With the change of Russian tsars until the 20th century, they are not only collectors of time, but also witnesses of history. On June 22, 1941, World War II continued. Hitler launched Operation Barbarossa (Unternehmen Barbarossa) to conquer Soviet territory. Hitler sent 3 million German soldiers to the Soviet Union. During the war, thousands of art treasures became the target of the Nazis. The Amber Palace in the Kathleen Palace was even more difficult to escape. The amber board that Hitler recognized as a German product should be Russia "returns". When the troops entered Pushkin, the officials of the Catherine Palace tried to dismantle the panels and
hide them behind whatsapp database thin wallpaper; but unfortunately, this strategy did not deceive the enemy, and the soldiers moved the Amber Palace with lightning speed. It was looted, packed in 27 crates, shipped to Königsberg, Germany (for today's Kaliningrad), and re-installed in the castle museum. At the end of the war in late 1943, Germany attempted to dismantle the amber panels and repack them for shipment. In August of the following year, Allied air raids destroyed Konigsberg, the castle museum was instantly in ruins, and a large number of amber tablets were also missing. Since then, the disappearing amber board has become a topic of discussion after
dinner. Some historians believe that the amber plate is still preserved in Kaliningrad and has not been bombed; some people exaggerately believe that what the Nazis stole was just a replica, and the real amber was still in the hands of Stalin at that time. However, many speculations could not find the lost artwork. Finally, the Soviet government decided to rebuild the Amber Palace in Tsar Village in 1979. After 25 years and 11 million US dollars, it was finally completed.
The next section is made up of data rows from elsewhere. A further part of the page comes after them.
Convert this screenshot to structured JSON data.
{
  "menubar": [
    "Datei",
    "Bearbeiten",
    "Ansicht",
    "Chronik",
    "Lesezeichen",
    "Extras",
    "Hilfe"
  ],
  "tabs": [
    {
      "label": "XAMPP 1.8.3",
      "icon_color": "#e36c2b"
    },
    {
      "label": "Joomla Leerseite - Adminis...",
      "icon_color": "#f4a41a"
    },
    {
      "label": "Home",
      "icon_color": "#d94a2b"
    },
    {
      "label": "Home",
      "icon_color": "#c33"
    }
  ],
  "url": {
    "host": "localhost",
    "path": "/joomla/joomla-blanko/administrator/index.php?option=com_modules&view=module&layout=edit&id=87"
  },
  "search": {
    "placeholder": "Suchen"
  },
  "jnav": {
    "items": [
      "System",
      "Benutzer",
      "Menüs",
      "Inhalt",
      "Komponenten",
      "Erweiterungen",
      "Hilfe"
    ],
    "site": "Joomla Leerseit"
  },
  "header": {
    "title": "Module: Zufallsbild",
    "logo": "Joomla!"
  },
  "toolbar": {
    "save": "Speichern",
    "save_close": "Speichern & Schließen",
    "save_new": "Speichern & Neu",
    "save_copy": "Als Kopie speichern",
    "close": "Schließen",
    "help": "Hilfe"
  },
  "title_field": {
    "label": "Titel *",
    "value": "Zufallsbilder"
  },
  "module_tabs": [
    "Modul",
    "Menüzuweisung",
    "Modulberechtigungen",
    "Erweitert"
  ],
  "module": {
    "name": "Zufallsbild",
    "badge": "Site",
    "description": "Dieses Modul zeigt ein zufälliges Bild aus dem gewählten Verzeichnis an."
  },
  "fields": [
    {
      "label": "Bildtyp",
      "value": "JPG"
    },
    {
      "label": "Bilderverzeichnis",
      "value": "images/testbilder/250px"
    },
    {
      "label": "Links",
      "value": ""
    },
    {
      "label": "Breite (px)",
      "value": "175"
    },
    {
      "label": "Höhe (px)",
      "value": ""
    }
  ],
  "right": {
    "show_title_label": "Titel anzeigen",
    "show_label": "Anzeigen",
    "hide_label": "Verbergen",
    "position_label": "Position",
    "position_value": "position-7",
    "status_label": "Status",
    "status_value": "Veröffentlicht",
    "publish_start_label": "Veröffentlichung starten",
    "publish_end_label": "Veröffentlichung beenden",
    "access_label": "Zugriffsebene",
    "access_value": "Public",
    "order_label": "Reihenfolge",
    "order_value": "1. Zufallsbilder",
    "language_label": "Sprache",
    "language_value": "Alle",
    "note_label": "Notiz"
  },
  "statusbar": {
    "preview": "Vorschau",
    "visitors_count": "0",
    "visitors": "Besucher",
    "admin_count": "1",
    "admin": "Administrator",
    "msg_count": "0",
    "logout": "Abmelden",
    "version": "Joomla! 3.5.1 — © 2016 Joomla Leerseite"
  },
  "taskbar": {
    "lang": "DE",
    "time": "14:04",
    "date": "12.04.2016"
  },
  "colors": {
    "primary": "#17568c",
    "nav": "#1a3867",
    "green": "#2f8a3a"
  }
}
At that time, Russian President Vladimir Putin and German Chancellor Gerhard Schröder attended a ceremony to commemorate the 300th anniversary of the founding of St.